Almost clone of the Yaris Hybrid
First Mazda-badged hybrid city car
The most powerful Japanese manufacturer, even global due to its colossal financial resources, Toyota establishes agreements with its competitors, to whom it supplies vehicles. Suzuki, for example, which owes him the Swace (a Corolla), or even Mazda, which thanks to him was able to add a hybrid city car to its range. In fact, his 2 Hybrid is nothing more than a rebadged Yaris Hybrid, with a few minor details, making it the only Mazda made in France!
Technically, it is no different from the successful city car produced in Onnaing. On the program, TNGA platform, McPherson strut front axle, torsion rear axle, coil spring suspension, all very classic, which Mazda did not see fit to modify. Under the hood, the three-cylinder 1.5 l Atkinson cycle and indirect injection (91 hp) does not change either, as does its alternator-starter and the large permanent magnet synchronous electric machine, which provides 80 hp.
Combined with a continuously variable transmission using epicyclic gear trains, this engine still develops a maximum cumulative total of 116 hp, for an average fuel consumption of 3.8 l/100 km (87 g/km CO2). Weight of 1,180 kg, maximum speed of 175 km/h, 0 to 100 km/h in 10.3 s, nothing changes compared to the Toyota on that side either, as expected.
Externally, apart from the Mazda logos, nothing distinguishes the 2 from the Yaris, and the same goes for the interior. We found the Toyota universe quite nice and well thought out, with some minor equipment details. Very decent workmanship, plenty of storage space, very average roominess at the rear, trunk not so spacious, nothing has changed. Pure “plate engineering”, which does not seem good to us.
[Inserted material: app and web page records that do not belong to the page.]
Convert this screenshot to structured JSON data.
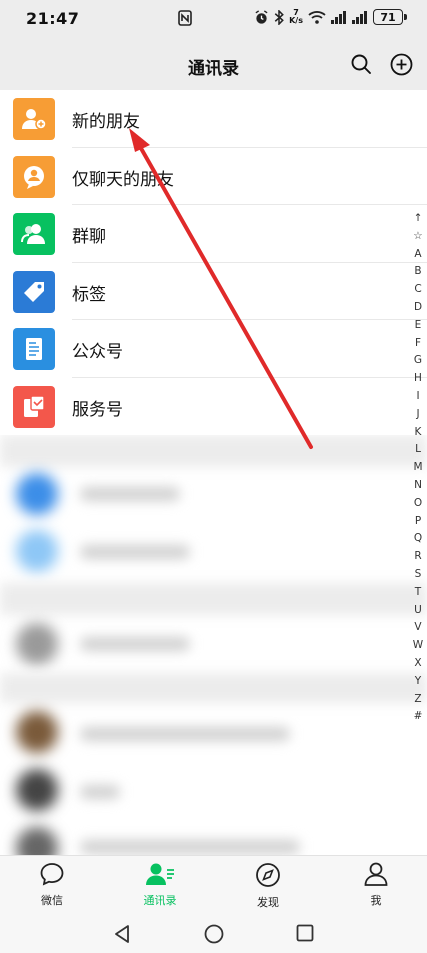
{
  "status_bar": {
    "time": "21:47",
    "speed_top": "7",
    "speed_unit": "K/s",
    "battery": "71"
  },
  "header": {
    "title": "通讯录",
    "search_icon": "search-icon",
    "add_icon": "plus-circle-icon"
  },
  "menu_items": [
    {
      "label": "新的朋友",
      "icon": "add-friend-icon",
      "color": "#f79d35"
    },
    {
      "label": "仅聊天的朋友",
      "icon": "chat-only-friend-icon",
      "color": "#f79d35"
    },
    {
      "label": "群聊",
      "icon": "group-chat-icon",
      "color": "#07c160"
    },
    {
      "label": "标签",
      "icon": "tag-icon",
      "color": "#2b7bd6"
    },
    {
      "label": "公众号",
      "icon": "official-account-icon",
      "color": "#2a8fe0"
    },
    {
      "label": "服务号",
      "icon": "service-account-icon",
      "color": "#f3574b"
    }
  ],
  "index_letters": [
    "↑",
    "☆",
    "A",
    "B",
    "C",
    "D",
    "E",
    "F",
    "G",
    "H",
    "I",
    "J",
    "K",
    "L",
    "M",
    "N",
    "O",
    "P",
    "Q",
    "R",
    "S",
    "T",
    "U",
    "V",
    "W",
    "X",
    "Y",
    "Z",
    "#"
  ],
  "bottom_nav": [
    {
      "label": "微信",
      "icon": "chat-bubble-icon",
      "active": false
    },
    {
      "label": "通讯录",
      "icon": "contacts-icon",
      "active": true
    },
    {
      "label": "发现",
      "icon": "compass-icon",
      "active": false
    },
    {
      "label": "我",
      "icon": "person-icon",
      "active": false
    }
  ],
  "colors": {
    "accent_green": "#07c160",
    "annotation_arrow": "#e02a2a"
  }
}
Our top-of-the-range Select version benefits from very rich equipment (head-up display, dual-zone automatic climate control, sports upholstery with mixed imitation leather/fabric upholstery), very similar to that of the Yaris in the Iconic finish. The fully digital instrumentation is always well thought out, as is the driving position. The Mazda wakes up and initially takes off in electric mode. Around town, its engine/gearbox unit turns out to be quite smooth, which would be even more noticeable with a slightly less clunky three-cylinder. Nonetheless, the car is lively and easy to drive, thanks also to the light steering, but like the Toyota, it suffers from imperfect visibility. The interior mirror, which is too low, obstructs the front right view, and the rear pillars that are too thick prevent, for example, seeing a cyclist preparing to overtake you on the right, between the car and the pavement (prohibited manoeuvre). , remember) , when instructed to turn right…
very good mechanics
On the road, the Mazda behaves exactly like the Yaris. It provides good performance as long as one refrains from brutally stomping on the throttle. Because although the slipping sensation induced by the continuous gearbox has been greatly reduced, it is still a bit present, with that tendency to make the engine screech in these conditions. Thus, we modulate the gases, and we move just as fast while enjoying more of the progressiveness of the box. At constant speed, the soundproofing is quite convincing and contributes to driving serenity. With a detail: the heat engine regularly turns off when you lift your foot, then wakes up, several times in a row. It saves fuel, but induces a rather annoying sound inhomogeneity. A flaw that had not challenged me during my Yaris test in Belgium, but the routes were certainly not the same.
The chassis is just as alert. The cushioning initially appears dry, but this characteristic fades with increasing speed and induces very good body support. The Mazda therefore turns flat, offers excellent response, despite a slightly light steering for my taste, and above all it holds extremely well on the road thanks to its very stiff platform and rigorous running gear. A beautiful dynamic approval therefore.
On the road, the 2 Hybrid retains these qualities, but there, the filtration of rolling noise seems insufficient. On the climbs, the 3-cylinder recalls our mixed memories for its sound, but we will never question its punch and the excellent times it allows with the help of the electric block. Note that the driving aids (active cruise control, centered on the line) work without problems.
In mixed city/highway use, including 4 lanes at 110 km/h, consumption stands at 3.8 l/100 km, fully in line with what was announced by the manufacturer. On the other hand, on a strictly highway journey, at 130 km/h, we will rather have 6 l/100 km. This is still reasonable, but in this context a small diesel will prove to be much more frugal. In total, the Mazda will have claimed 4.8 l/100 km.
#Test #Mazda #Hybrid #rebadged #Yaris